Hands up if you know what your client does? Yes it may sound like an obvious question. Of course you know what your client does. You’ve got an inbox full of correspondence and work briefs to attest to the fact. You’ve been working with them for X amount of years and you’ve always got along swimmingly…
Great to hear! However, I will ask the question one more time. This time however, I am going to suggest that you now think beyond the last job you did, the pitch you first wrote or the research you did which won you the business. When was the last time you took another look at what your client does – in work, in life, in general? Every client ‘relationship’ is just that after all – a relationship.
The client relationship
The reality is that every relationship has a rather flirtatious beginning – that time when we are keen to discover everything about someone we’ve just met. This involves finding out about what makes them tick, how they like (or don’t like) things done, and very often an element of comparison.

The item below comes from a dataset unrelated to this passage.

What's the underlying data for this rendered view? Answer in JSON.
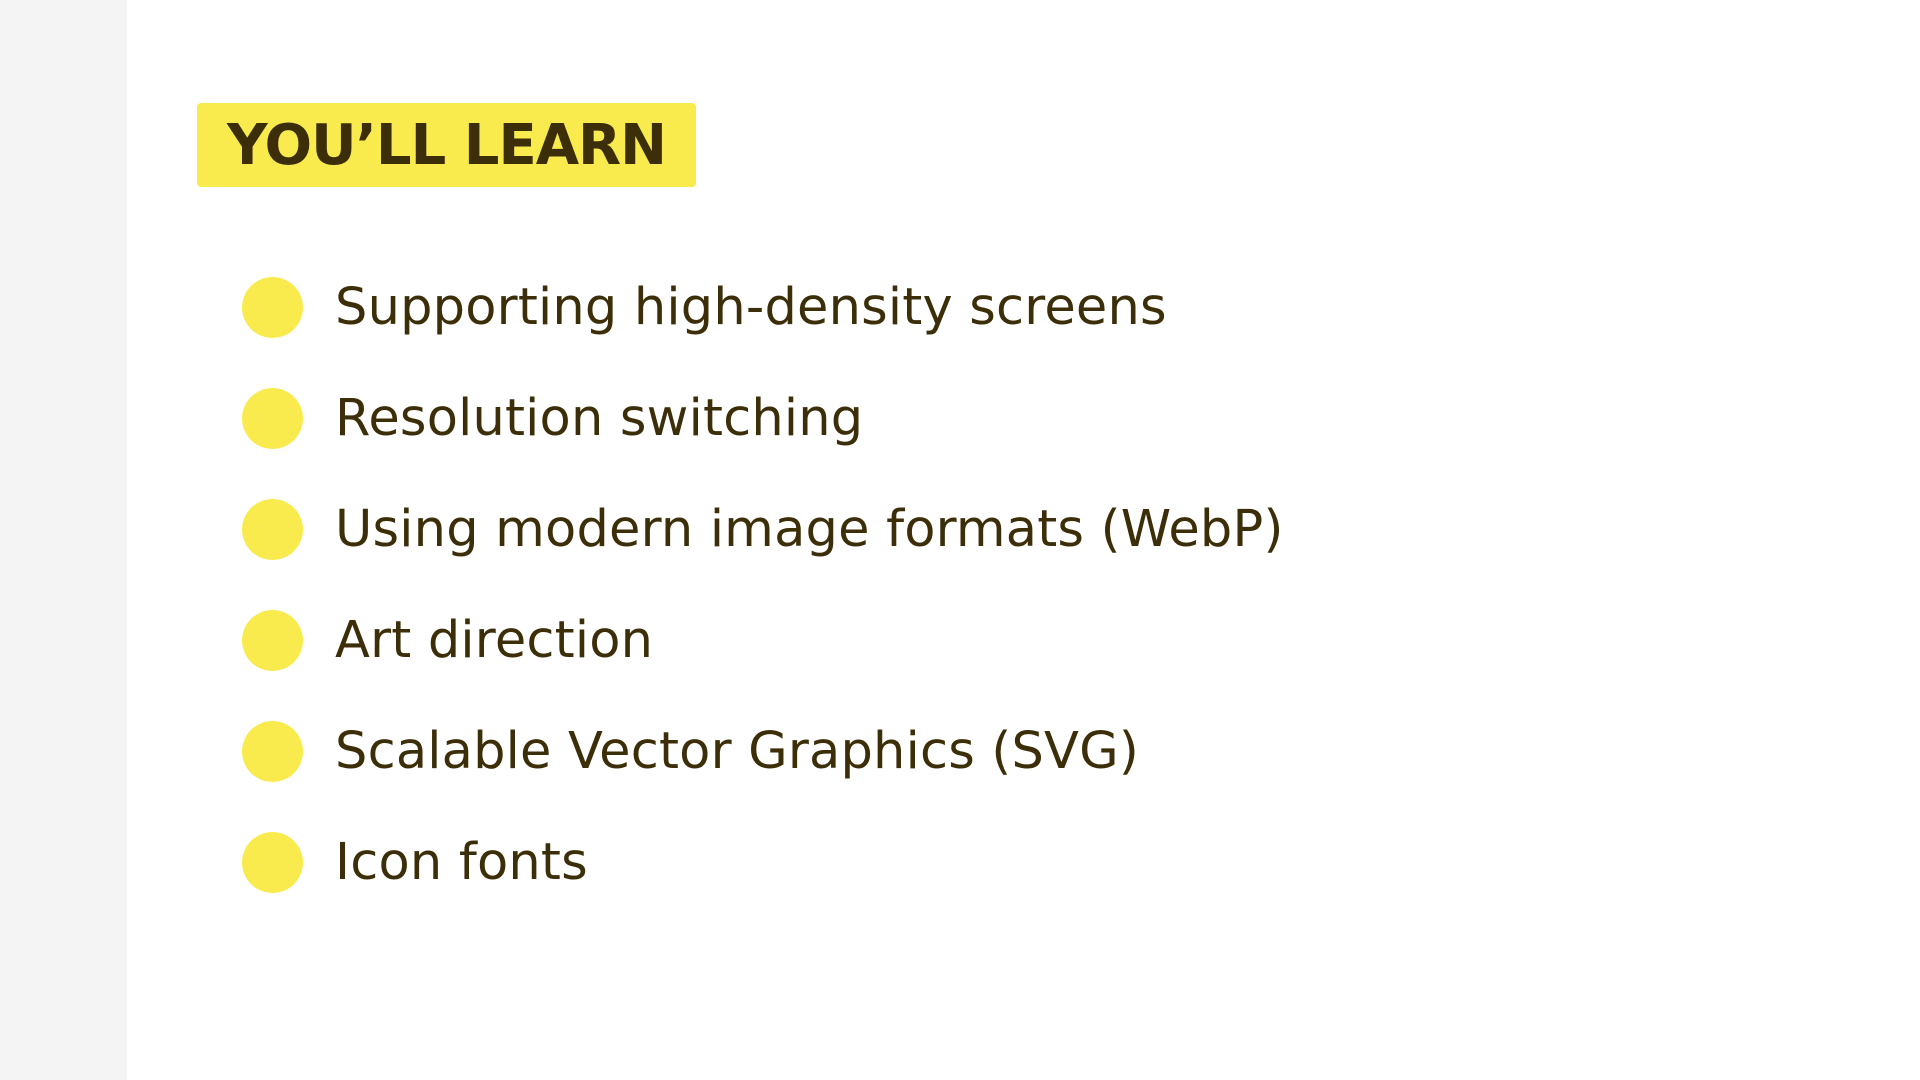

As the novelty of a new relationship settles into something more long term, we eventually reach a point of co-existence where both sides know how the other works. Very quickly the months turn to years and before you know it you’re wearing that relationship like a favourite jacket; it’s no longer new and may show a few signs of wear and tear, but it still fits well enough and it is the jacket you know after all… So it is this state of comfortability that we should be wary of, because it is also potentially a state of complacency.
In business there are of course numerous additional dynamics in any client relationship; changes taking place within specific industries (the Kodak effect is the most extreme example), new directional courses from the top and revolving personnel on the floor. If we are in the business of providing a service to long term clients we are aware of the need to adjust to these changes. We have our heads down, focused on the task in front of us, but how often are we reactive rather than proactive to circumstances, without really caring about the client themself?

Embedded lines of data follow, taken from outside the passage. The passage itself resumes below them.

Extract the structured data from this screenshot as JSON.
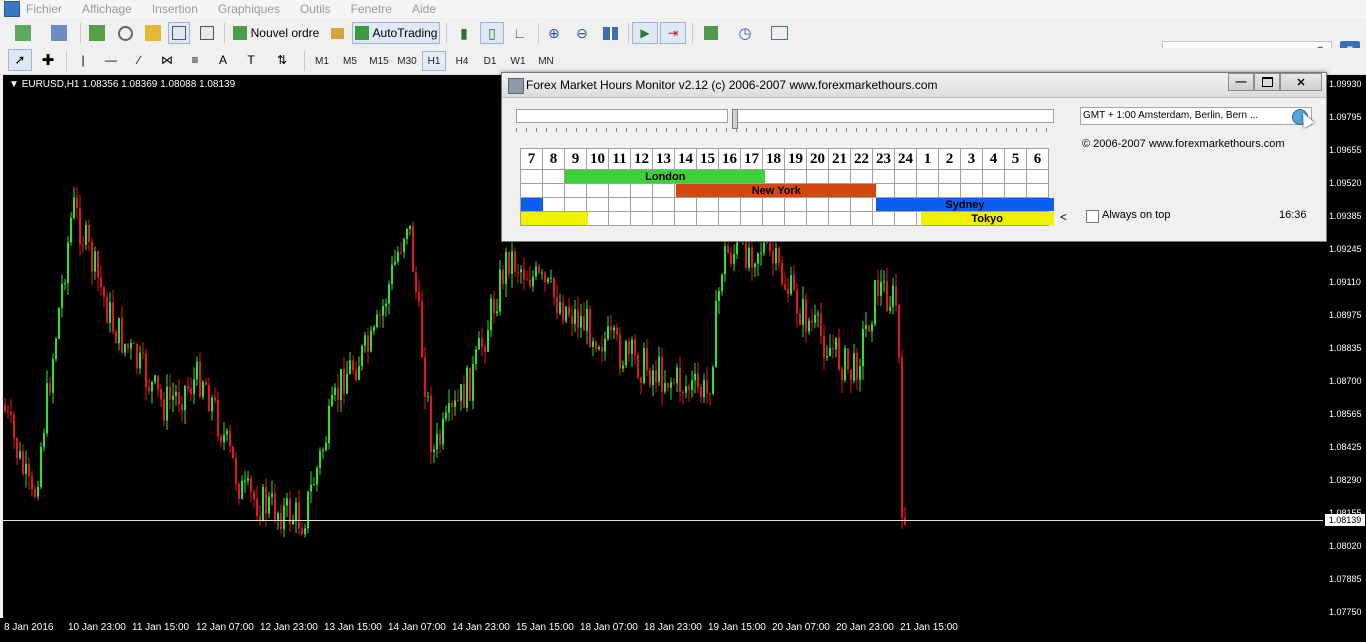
{
  "menu": [
    "Fichier",
    "Affichage",
    "Insertion",
    "Graphiques",
    "Outils",
    "Fenetre",
    "Aide"
  ],
  "toolbar": {
    "new_order_label": "Nouvel ordre",
    "autotrading_label": "AutoTrading",
    "search_badge": "5"
  },
  "timeframes": [
    "M1",
    "M5",
    "M15",
    "M30",
    "H1",
    "H4",
    "D1",
    "W1",
    "MN"
  ],
  "active_timeframe": "H1",
  "chart": {
    "title": "EURUSD,H1  1.08356 1.08369 1.08088 1.08139",
    "price_ticks": [
      "1.09930",
      "1.09795",
      "1.09655",
      "1.09520",
      "1.09385",
      "1.09245",
      "1.09110",
      "1.08975",
      "1.08835",
      "1.08700",
      "1.08565",
      "1.08425",
      "1.08290",
      "1.08155",
      "1.08020",
      "1.07885",
      "1.07750"
    ],
    "current_price": "1.08139",
    "time_labels": [
      "8 Jan 2016",
      "10 Jan 23:00",
      "11 Jan 15:00",
      "12 Jan 07:00",
      "12 Jan 23:00",
      "13 Jan 15:00",
      "14 Jan 07:00",
      "14 Jan 23:00",
      "15 Jan 15:00",
      "18 Jan 07:00",
      "18 Jan 23:00",
      "19 Jan 15:00",
      "20 Jan 07:00",
      "20 Jan 23:00",
      "21 Jan 15:00"
    ],
    "colors": {
      "bull": "#2ee02e",
      "bear": "#e01818",
      "background": "#000000"
    }
  },
  "fmh": {
    "title": "Forex Market Hours Monitor v2.12  (c) 2006-2007 www.forexmarkethours.com",
    "hours": [
      "7",
      "8",
      "9",
      "10",
      "11",
      "12",
      "13",
      "14",
      "15",
      "16",
      "17",
      "18",
      "19",
      "20",
      "21",
      "22",
      "23",
      "24",
      "1",
      "2",
      "3",
      "4",
      "5",
      "6"
    ],
    "sessions": [
      {
        "name": "London",
        "color": "#39d339"
      },
      {
        "name": "New York",
        "color": "#d04a10"
      },
      {
        "name": "Sydney",
        "color": "#0a5ff0"
      },
      {
        "name": "Tokyo",
        "color": "#f0f000"
      }
    ],
    "timezone": "GMT + 1:00 Amsterdam, Berlin, Bern ...",
    "copyright": "© 2006-2007 www.forexmarkethours.com",
    "left_arrow": "<",
    "always_on_top": "Always on top",
    "time": "16:36",
    "btn_min": "—",
    "btn_close": "✕"
  }
}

How has your client’s business changed?
How has your business changed over the past two, five, 10 years? There are few businesses which have escaped significant change during the pandemic, but even in ‘normal’ times, businesses are constantly evolving. Clients are too. It’s easy to carry on with the status quo but stopping the clock for a moment to re-engage with the client, to take a renewed interest in what is going on in their lives – personal as well as business – is never a wasted exercise.
This is hardly a reinvention of the wheel. In many ways it is simply returning the wheel back half a rotation. Toss the question of ‘the key to successful client relationships’ into Google and it will provide a clutch of motivational quotes drafted by successful people which reinforce the point; “Assumptions are the termites of relationships,” says Henry Winkler (yes, The Fonz, but also a rather successful entrepreneur to the tune of an estimated $30m fortune), and he has a good point. The common theme is that people, and how you interact with them, are at the heart of every great business relationship.

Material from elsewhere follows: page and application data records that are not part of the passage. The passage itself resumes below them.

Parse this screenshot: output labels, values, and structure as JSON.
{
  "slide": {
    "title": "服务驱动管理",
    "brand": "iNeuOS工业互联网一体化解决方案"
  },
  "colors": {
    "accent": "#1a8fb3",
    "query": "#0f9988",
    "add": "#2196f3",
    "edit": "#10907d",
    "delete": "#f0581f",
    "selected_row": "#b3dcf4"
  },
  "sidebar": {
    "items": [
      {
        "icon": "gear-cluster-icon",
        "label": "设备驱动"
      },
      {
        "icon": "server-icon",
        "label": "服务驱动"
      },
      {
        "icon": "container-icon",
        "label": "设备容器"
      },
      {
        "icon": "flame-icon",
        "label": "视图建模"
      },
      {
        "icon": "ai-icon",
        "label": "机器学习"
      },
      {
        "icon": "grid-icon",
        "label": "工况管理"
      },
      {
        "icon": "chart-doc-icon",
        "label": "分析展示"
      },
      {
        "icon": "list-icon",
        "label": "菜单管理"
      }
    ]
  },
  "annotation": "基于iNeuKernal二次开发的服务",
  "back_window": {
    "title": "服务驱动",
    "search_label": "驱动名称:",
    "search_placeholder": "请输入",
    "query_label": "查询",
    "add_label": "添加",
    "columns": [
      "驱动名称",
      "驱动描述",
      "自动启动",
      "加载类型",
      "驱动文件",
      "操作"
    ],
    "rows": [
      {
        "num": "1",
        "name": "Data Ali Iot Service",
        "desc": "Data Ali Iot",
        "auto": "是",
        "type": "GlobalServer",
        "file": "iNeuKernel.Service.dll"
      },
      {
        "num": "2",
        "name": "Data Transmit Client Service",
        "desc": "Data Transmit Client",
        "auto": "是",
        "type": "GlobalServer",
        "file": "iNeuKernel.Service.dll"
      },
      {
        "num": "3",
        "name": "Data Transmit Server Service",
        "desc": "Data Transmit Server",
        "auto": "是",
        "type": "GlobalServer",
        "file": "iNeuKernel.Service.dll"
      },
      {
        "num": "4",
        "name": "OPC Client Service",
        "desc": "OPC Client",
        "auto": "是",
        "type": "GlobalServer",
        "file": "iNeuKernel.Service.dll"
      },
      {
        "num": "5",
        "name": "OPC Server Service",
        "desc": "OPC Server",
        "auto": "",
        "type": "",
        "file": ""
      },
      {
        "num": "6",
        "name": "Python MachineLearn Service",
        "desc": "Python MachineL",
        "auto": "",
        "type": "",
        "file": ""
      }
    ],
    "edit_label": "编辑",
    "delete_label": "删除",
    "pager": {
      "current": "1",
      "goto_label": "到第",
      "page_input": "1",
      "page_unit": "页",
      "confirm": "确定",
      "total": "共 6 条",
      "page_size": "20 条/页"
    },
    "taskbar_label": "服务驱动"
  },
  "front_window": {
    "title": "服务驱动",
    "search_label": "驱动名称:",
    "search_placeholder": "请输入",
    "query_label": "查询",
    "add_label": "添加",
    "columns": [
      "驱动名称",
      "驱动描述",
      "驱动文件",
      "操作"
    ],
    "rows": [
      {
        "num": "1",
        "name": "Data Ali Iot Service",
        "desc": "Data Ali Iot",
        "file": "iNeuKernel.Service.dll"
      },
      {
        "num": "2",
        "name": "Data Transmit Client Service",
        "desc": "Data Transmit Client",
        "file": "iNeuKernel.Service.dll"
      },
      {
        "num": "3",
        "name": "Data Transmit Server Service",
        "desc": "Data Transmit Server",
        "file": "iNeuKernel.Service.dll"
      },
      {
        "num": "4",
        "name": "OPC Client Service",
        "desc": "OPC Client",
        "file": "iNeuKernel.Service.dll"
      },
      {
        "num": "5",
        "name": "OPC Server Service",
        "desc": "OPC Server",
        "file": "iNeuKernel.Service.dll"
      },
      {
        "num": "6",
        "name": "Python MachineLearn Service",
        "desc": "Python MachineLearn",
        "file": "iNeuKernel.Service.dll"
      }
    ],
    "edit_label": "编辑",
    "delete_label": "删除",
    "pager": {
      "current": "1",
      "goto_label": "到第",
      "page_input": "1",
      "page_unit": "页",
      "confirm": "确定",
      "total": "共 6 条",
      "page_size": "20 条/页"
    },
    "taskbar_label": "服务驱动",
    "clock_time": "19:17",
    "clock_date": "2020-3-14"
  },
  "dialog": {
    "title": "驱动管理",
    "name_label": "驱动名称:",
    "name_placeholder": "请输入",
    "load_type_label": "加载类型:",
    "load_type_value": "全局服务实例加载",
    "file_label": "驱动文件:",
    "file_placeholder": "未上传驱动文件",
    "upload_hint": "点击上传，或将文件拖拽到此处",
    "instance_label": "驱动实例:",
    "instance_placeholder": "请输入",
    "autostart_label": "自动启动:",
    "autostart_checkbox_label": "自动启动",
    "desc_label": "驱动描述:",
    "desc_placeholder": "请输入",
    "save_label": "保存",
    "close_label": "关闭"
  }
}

Make some personal investment
So while investment in hardware, software and all the tools which make modern working lives tick more efficiently may be worthwhile, many businesses would be wise to inject some non-monetary investment into their client relationships. It may not be a priority, it may seem too contrived or unnecessary, but taking the time to be present in your client’s world, to empathise with their pains as well as their successes, builds a healthier relationship all round.
So if you have not enquired how ‘little Johnny’ is since those early days of forging a relationship, then do make a note to ask next time you have a conversation. Just don’t be too surprised to find out that that they have now left university, changed gender and are making far more than you as a globe-trotting Instagram influencer! Yes, time does disappear that quickly!…